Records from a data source
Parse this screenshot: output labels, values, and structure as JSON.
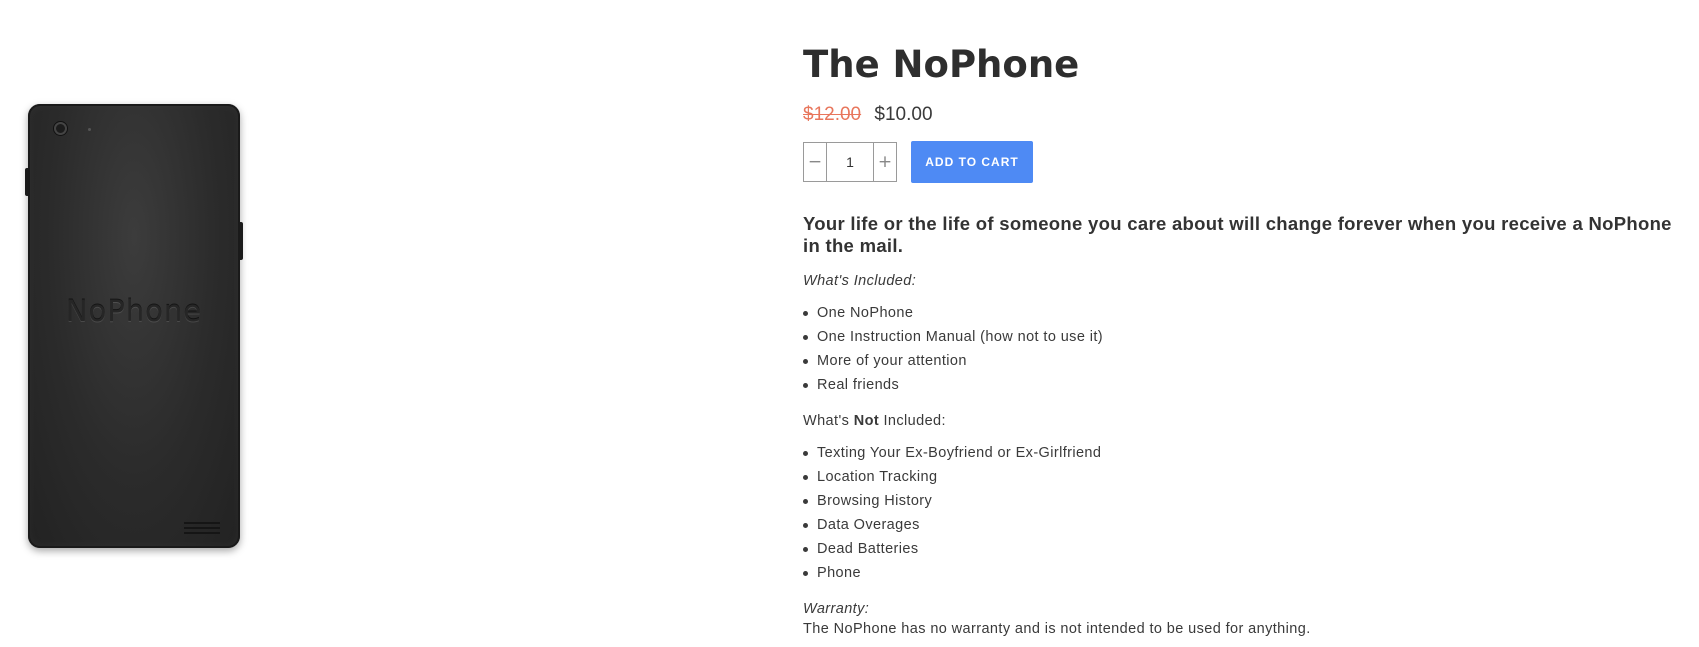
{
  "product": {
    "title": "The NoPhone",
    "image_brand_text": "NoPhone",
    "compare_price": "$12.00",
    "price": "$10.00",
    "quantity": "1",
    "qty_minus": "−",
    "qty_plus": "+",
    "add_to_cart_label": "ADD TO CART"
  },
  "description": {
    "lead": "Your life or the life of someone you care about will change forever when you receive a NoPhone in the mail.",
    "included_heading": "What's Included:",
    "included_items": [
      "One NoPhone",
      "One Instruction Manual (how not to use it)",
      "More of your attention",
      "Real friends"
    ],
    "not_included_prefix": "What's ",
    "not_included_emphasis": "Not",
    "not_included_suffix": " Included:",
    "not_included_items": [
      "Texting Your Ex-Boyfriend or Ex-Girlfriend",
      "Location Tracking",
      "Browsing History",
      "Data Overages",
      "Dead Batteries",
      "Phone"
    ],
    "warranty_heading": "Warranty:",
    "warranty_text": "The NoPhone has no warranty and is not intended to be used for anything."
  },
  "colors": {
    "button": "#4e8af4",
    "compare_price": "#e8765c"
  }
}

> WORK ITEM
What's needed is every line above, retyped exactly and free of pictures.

> WORKED SOLUTION
Parse this screenshot: output labels, values, and structure as JSON.
{
  "product": {
    "title": "The NoPhone",
    "image_brand_text": "NoPhone",
    "compare_price": "$12.00",
    "price": "$10.00",
    "quantity": "1",
    "qty_minus": "−",
    "qty_plus": "+",
    "add_to_cart_label": "ADD TO CART"
  },
  "description": {
    "lead": "Your life or the life of someone you care about will change forever when you receive a NoPhone in the mail.",
    "included_heading": "What's Included:",
    "included_items": [
      "One NoPhone",
      "One Instruction Manual (how not to use it)",
      "More of your attention",
      "Real friends"
    ],
    "not_included_prefix": "What's ",
    "not_included_emphasis": "Not",
    "not_included_suffix": " Included:",
    "not_included_items": [
      "Texting Your Ex-Boyfriend or Ex-Girlfriend",
      "Location Tracking",
      "Browsing History",
      "Data Overages",
      "Dead Batteries",
      "Phone"
    ],
    "warranty_heading": "Warranty:",
    "warranty_text": "The NoPhone has no warranty and is not intended to be used for anything."
  },
  "colors": {
    "button": "#4e8af4",
    "compare_price": "#e8765c"
  }
}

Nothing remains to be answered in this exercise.